Filter the records below, keeping only lines with the string "библиотеке".

Dataset rows for apps and sites:
= = = =
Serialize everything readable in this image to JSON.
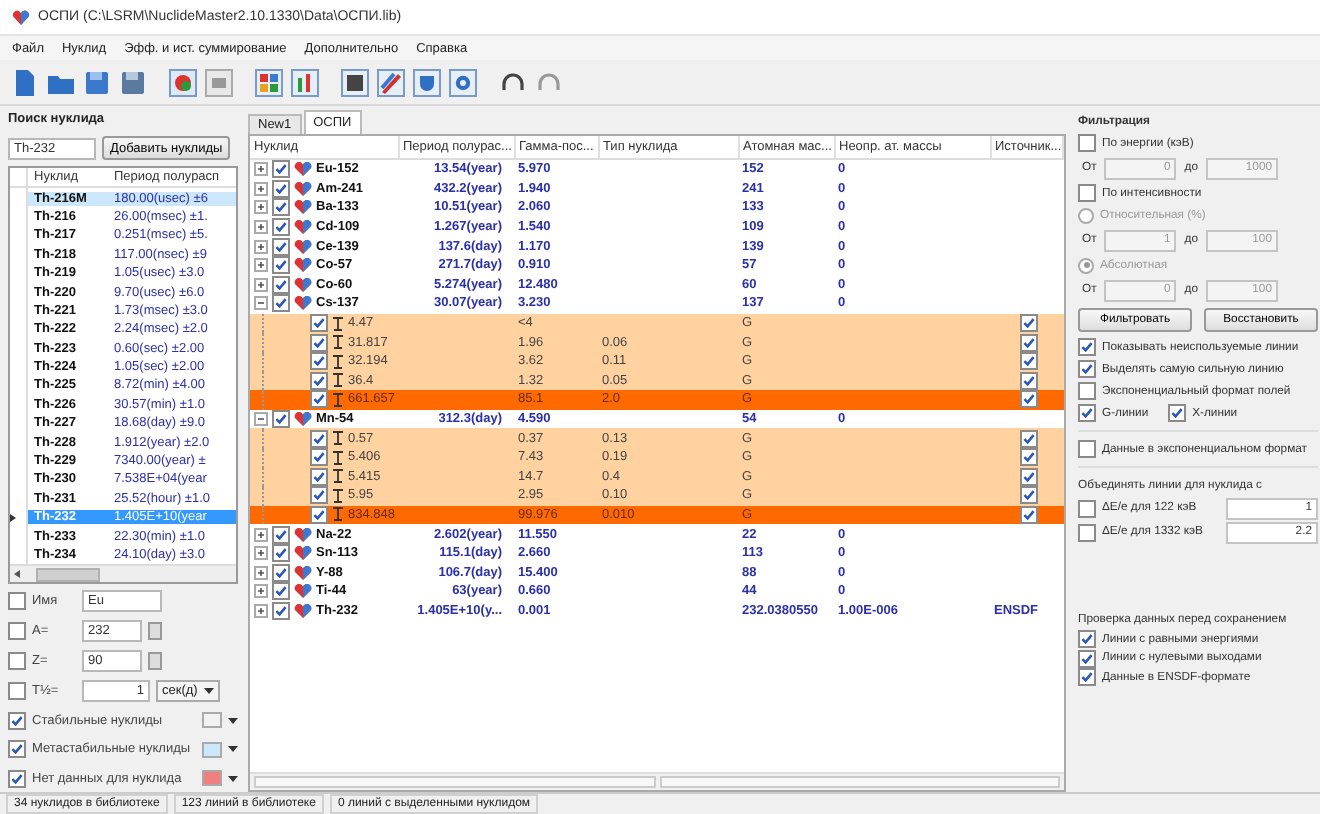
{
  "window": {
    "title": "ОСПИ (C:\\LSRM\\NuclideMaster2.10.1330\\Data\\ОСПИ.lib)"
  },
  "menu": [
    "Файл",
    "Нуклид",
    "Эфф. и ист. суммирование",
    "Дополнительно",
    "Справка"
  ],
  "search": {
    "title": "Поиск нуклида",
    "value": "Th-232",
    "button": "Добавить нуклиды"
  },
  "nuclide_list": {
    "columns": [
      "Нуклид",
      "Период полурасп"
    ],
    "rows": [
      {
        "name": "Th-216M",
        "period": "180.00(usec) ±6",
        "metastable": true,
        "selected": false
      },
      {
        "name": "Th-216",
        "period": "26.00(msec) ±1.",
        "metastable": false,
        "selected": false
      },
      {
        "name": "Th-217",
        "period": "0.251(msec) ±5.",
        "metastable": false,
        "selected": false
      },
      {
        "name": "Th-218",
        "period": "117.00(nsec) ±9",
        "metastable": false,
        "selected": false
      },
      {
        "name": "Th-219",
        "period": "1.05(usec) ±3.0",
        "metastable": false,
        "selected": false
      },
      {
        "name": "Th-220",
        "period": "9.70(usec) ±6.0",
        "metastable": false,
        "selected": false
      },
      {
        "name": "Th-221",
        "period": "1.73(msec) ±3.0",
        "metastable": false,
        "selected": false
      },
      {
        "name": "Th-222",
        "period": "2.24(msec) ±2.0",
        "metastable": false,
        "selected": false
      },
      {
        "name": "Th-223",
        "period": "0.60(sec) ±2.00",
        "metastable": false,
        "selected": false
      },
      {
        "name": "Th-224",
        "period": "1.05(sec) ±2.00",
        "metastable": false,
        "selected": false
      },
      {
        "name": "Th-225",
        "period": "8.72(min) ±4.00",
        "metastable": false,
        "selected": false
      },
      {
        "name": "Th-226",
        "period": "30.57(min) ±1.0",
        "metastable": false,
        "selected": false
      },
      {
        "name": "Th-227",
        "period": "18.68(day) ±9.0",
        "metastable": false,
        "selected": false
      },
      {
        "name": "Th-228",
        "period": "1.912(year) ±2.0",
        "metastable": false,
        "selected": false
      },
      {
        "name": "Th-229",
        "period": "7340.00(year) ±",
        "metastable": false,
        "selected": false
      },
      {
        "name": "Th-230",
        "period": "7.538E+04(year",
        "metastable": false,
        "selected": false
      },
      {
        "name": "Th-231",
        "period": "25.52(hour) ±1.0",
        "metastable": false,
        "selected": false
      },
      {
        "name": "Th-232",
        "period": "1.405E+10(year",
        "metastable": false,
        "selected": true
      },
      {
        "name": "Th-233",
        "period": "22.30(min) ±1.0",
        "metastable": false,
        "selected": false
      },
      {
        "name": "Th-234",
        "period": "24.10(day) ±3.0",
        "metastable": false,
        "selected": false
      }
    ]
  },
  "list_filters": [
    {
      "kind": "text",
      "label": "Имя",
      "checked": false,
      "value": "Eu"
    },
    {
      "kind": "spin",
      "label": "A=",
      "checked": false,
      "value": "232"
    },
    {
      "kind": "spin",
      "label": "Z=",
      "checked": false,
      "value": "90"
    },
    {
      "kind": "time",
      "label": "T½=",
      "checked": false,
      "value": "1",
      "unit": "сек(д)"
    }
  ],
  "legend": [
    {
      "label": "Стабильные нуклиды",
      "checked": true,
      "color": "#f2f2f2"
    },
    {
      "label": "Метастабильные нуклиды",
      "checked": true,
      "color": "#cce6fa"
    },
    {
      "label": "Нет данных для нуклида",
      "checked": true,
      "color": "#f08080"
    }
  ],
  "tabs": [
    {
      "label": "New1",
      "selected": false
    },
    {
      "label": "ОСПИ",
      "selected": true
    }
  ],
  "table": {
    "columns": [
      "Нуклид",
      "Период полурас...",
      "Гамма-пос...",
      "Тип нуклида",
      "Атомная мас...",
      "Неопр. ат. массы",
      "Источник..."
    ],
    "rows": [
      {
        "name": "Eu-152",
        "checked": true,
        "expanded": false,
        "period": "13.54(year)",
        "gamma": "5.970",
        "mass": "152",
        "mass_unc": "0"
      },
      {
        "name": "Am-241",
        "checked": true,
        "expanded": false,
        "period": "432.2(year)",
        "gamma": "1.940",
        "mass": "241",
        "mass_unc": "0"
      },
      {
        "name": "Ba-133",
        "checked": true,
        "expanded": false,
        "period": "10.51(year)",
        "gamma": "2.060",
        "mass": "133",
        "mass_unc": "0"
      },
      {
        "name": "Cd-109",
        "checked": true,
        "expanded": false,
        "period": "1.267(year)",
        "gamma": "1.540",
        "mass": "109",
        "mass_unc": "0"
      },
      {
        "name": "Ce-139",
        "checked": true,
        "expanded": false,
        "period": "137.6(day)",
        "gamma": "1.170",
        "mass": "139",
        "mass_unc": "0"
      },
      {
        "name": "Co-57",
        "checked": true,
        "expanded": false,
        "period": "271.7(day)",
        "gamma": "0.910",
        "mass": "57",
        "mass_unc": "0"
      },
      {
        "name": "Co-60",
        "checked": true,
        "expanded": false,
        "period": "5.274(year)",
        "gamma": "12.480",
        "mass": "60",
        "mass_unc": "0"
      },
      {
        "name": "Cs-137",
        "checked": true,
        "expanded": true,
        "period": "30.07(year)",
        "gamma": "3.230",
        "mass": "137",
        "mass_unc": "0",
        "children": [
          {
            "energy": "4.47",
            "intensity": "<4",
            "type": "G",
            "checked": true,
            "source_checked": true,
            "strongest": false
          },
          {
            "energy": "31.817",
            "intensity": "1.96",
            "uncertainty": "0.06",
            "type": "G",
            "checked": true,
            "source_checked": true,
            "strongest": false
          },
          {
            "energy": "32.194",
            "intensity": "3.62",
            "uncertainty": "0.11",
            "type": "G",
            "checked": true,
            "source_checked": true,
            "strongest": false
          },
          {
            "energy": "36.4",
            "intensity": "1.32",
            "uncertainty": "0.05",
            "type": "G",
            "checked": true,
            "source_checked": true,
            "strongest": false
          },
          {
            "energy": "661.657",
            "intensity": "85.1",
            "uncertainty": "2.0",
            "type": "G",
            "checked": true,
            "source_checked": true,
            "strongest": true
          }
        ]
      },
      {
        "name": "Mn-54",
        "checked": true,
        "expanded": true,
        "period": "312.3(day)",
        "gamma": "4.590",
        "mass": "54",
        "mass_unc": "0",
        "children": [
          {
            "energy": "0.57",
            "intensity": "0.37",
            "uncertainty": "0.13",
            "type": "G",
            "checked": true,
            "source_checked": true,
            "strongest": false
          },
          {
            "energy": "5.406",
            "intensity": "7.43",
            "uncertainty": "0.19",
            "type": "G",
            "checked": true,
            "source_checked": true,
            "strongest": false
          },
          {
            "energy": "5.415",
            "intensity": "14.7",
            "uncertainty": "0.4",
            "type": "G",
            "checked": true,
            "source_checked": true,
            "strongest": false
          },
          {
            "energy": "5.95",
            "intensity": "2.95",
            "uncertainty": "0.10",
            "type": "G",
            "checked": true,
            "source_checked": true,
            "strongest": false
          },
          {
            "energy": "834.848",
            "intensity": "99.976",
            "uncertainty": "0.010",
            "type": "G",
            "checked": true,
            "source_checked": true,
            "strongest": true
          }
        ]
      },
      {
        "name": "Na-22",
        "checked": true,
        "expanded": false,
        "period": "2.602(year)",
        "gamma": "11.550",
        "mass": "22",
        "mass_unc": "0"
      },
      {
        "name": "Sn-113",
        "checked": true,
        "expanded": false,
        "period": "115.1(day)",
        "gamma": "2.660",
        "mass": "113",
        "mass_unc": "0"
      },
      {
        "name": "Y-88",
        "checked": true,
        "expanded": false,
        "period": "106.7(day)",
        "gamma": "15.400",
        "mass": "88",
        "mass_unc": "0"
      },
      {
        "name": "Ti-44",
        "checked": true,
        "expanded": false,
        "period": "63(year)",
        "gamma": "0.660",
        "mass": "44",
        "mass_unc": "0"
      },
      {
        "name": "Th-232",
        "checked": true,
        "expanded": false,
        "period": "1.405E+10(y...",
        "gamma": "0.001",
        "mass": "232.0380550",
        "mass_unc": "1.00E-006",
        "source": "ENSDF"
      }
    ]
  },
  "filter_panel": {
    "title": "Фильтрация",
    "energy": {
      "label": "По энергии (кэВ)",
      "checked": false,
      "from_label": "От",
      "from": "0",
      "to_label": "до",
      "to": "1000"
    },
    "intensity": {
      "label": "По интенсивности",
      "checked": false,
      "modes": [
        {
          "label": "Относительная (%)",
          "selected": false,
          "from_label": "От",
          "from": "1",
          "to_label": "до",
          "to": "100"
        },
        {
          "label": "Абсолютная",
          "selected": true,
          "from_label": "От",
          "from": "0",
          "to_label": "до",
          "to": "100"
        }
      ]
    },
    "buttons": [
      "Фильтровать",
      "Восстановить"
    ],
    "options": [
      {
        "label": "Показывать неиспользуемые линии",
        "checked": true
      },
      {
        "label": "Выделять самую сильную линию",
        "checked": true
      },
      {
        "label": "Экспоненциальный формат полей",
        "checked": false
      }
    ],
    "line_types": [
      {
        "label": "G-линии",
        "checked": true
      },
      {
        "label": "X-линии",
        "checked": true
      }
    ]
  },
  "exp_format": {
    "label": "Данные в экспоненциальном формат",
    "checked": false
  },
  "merge": {
    "title": "Объединять линии для нуклида с",
    "rows": [
      {
        "label": "ΔE/e для 122 кэВ",
        "checked": false,
        "value": "1"
      },
      {
        "label": "ΔE/e для 1332 кэВ",
        "checked": false,
        "value": "2.2"
      }
    ]
  },
  "save_check": {
    "title": "Проверка данных перед сохранением",
    "items": [
      {
        "label": "Линии с равными энергиями",
        "checked": true
      },
      {
        "label": "Линии с нулевыми выходами",
        "checked": true
      },
      {
        "label": "Данные в ENSDF-формате",
        "checked": true
      }
    ]
  },
  "status_bar": [
    "34 нуклидов в библиотеке",
    "123 линий в библиотеке",
    "0 линий с выделенными нуклидом"
  ]
}
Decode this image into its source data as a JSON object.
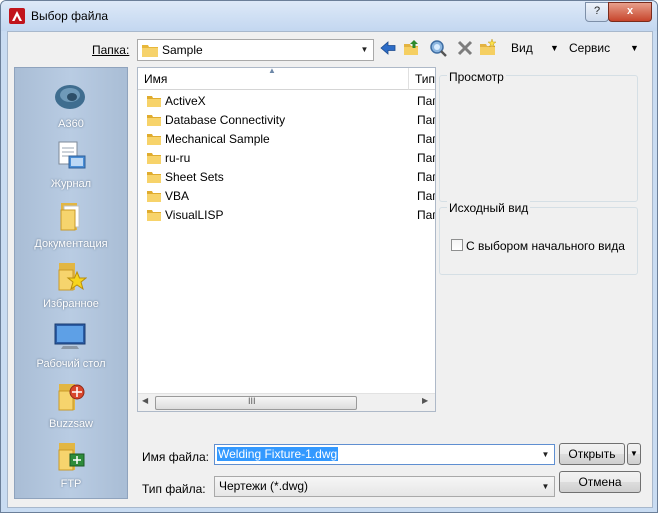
{
  "window": {
    "title": "Выбор файла",
    "controls": {
      "minimize": "",
      "close": "x"
    }
  },
  "toolbar": {
    "folder_label": "Папка:",
    "current_folder": "Sample",
    "view_label": "Вид",
    "tools_label": "Сервис"
  },
  "places": [
    {
      "label": "A360",
      "icon": "a360-icon"
    },
    {
      "label": "Журнал",
      "icon": "history-icon"
    },
    {
      "label": "Документация",
      "icon": "documents-icon"
    },
    {
      "label": "Избранное",
      "icon": "favorites-icon"
    },
    {
      "label": "Рабочий стол",
      "icon": "desktop-icon"
    },
    {
      "label": "Buzzsaw",
      "icon": "buzzsaw-icon"
    },
    {
      "label": "FTP",
      "icon": "ftp-icon"
    }
  ],
  "file_list": {
    "columns": [
      "Имя",
      "Тип"
    ],
    "rows": [
      {
        "name": "ActiveX",
        "type": "Пап"
      },
      {
        "name": "Database Connectivity",
        "type": "Пап"
      },
      {
        "name": "Mechanical Sample",
        "type": "Пап"
      },
      {
        "name": "ru-ru",
        "type": "Пап"
      },
      {
        "name": "Sheet Sets",
        "type": "Пап"
      },
      {
        "name": "VBA",
        "type": "Пап"
      },
      {
        "name": "VisualLISP",
        "type": "Пап"
      }
    ],
    "scroll_grip": "III"
  },
  "preview": {
    "title": "Просмотр"
  },
  "initial_view": {
    "title": "Исходный вид",
    "checkbox_label": "С выбором начального вида",
    "checked": false
  },
  "file_name": {
    "label": "Имя файла:",
    "value": "Welding Fixture-1.dwg"
  },
  "file_type": {
    "label": "Тип файла:",
    "value": "Чертежи (*.dwg)"
  },
  "buttons": {
    "open": "Открыть",
    "cancel": "Отмена"
  },
  "colors": {
    "accent": "#3399ff",
    "title_bar": "#c9dcf2",
    "places_bar": "#b4c7de"
  }
}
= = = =
• [THE ANSWER]:
    "34 нуклидов в библиотеке",
    "123 линий в библиотеке",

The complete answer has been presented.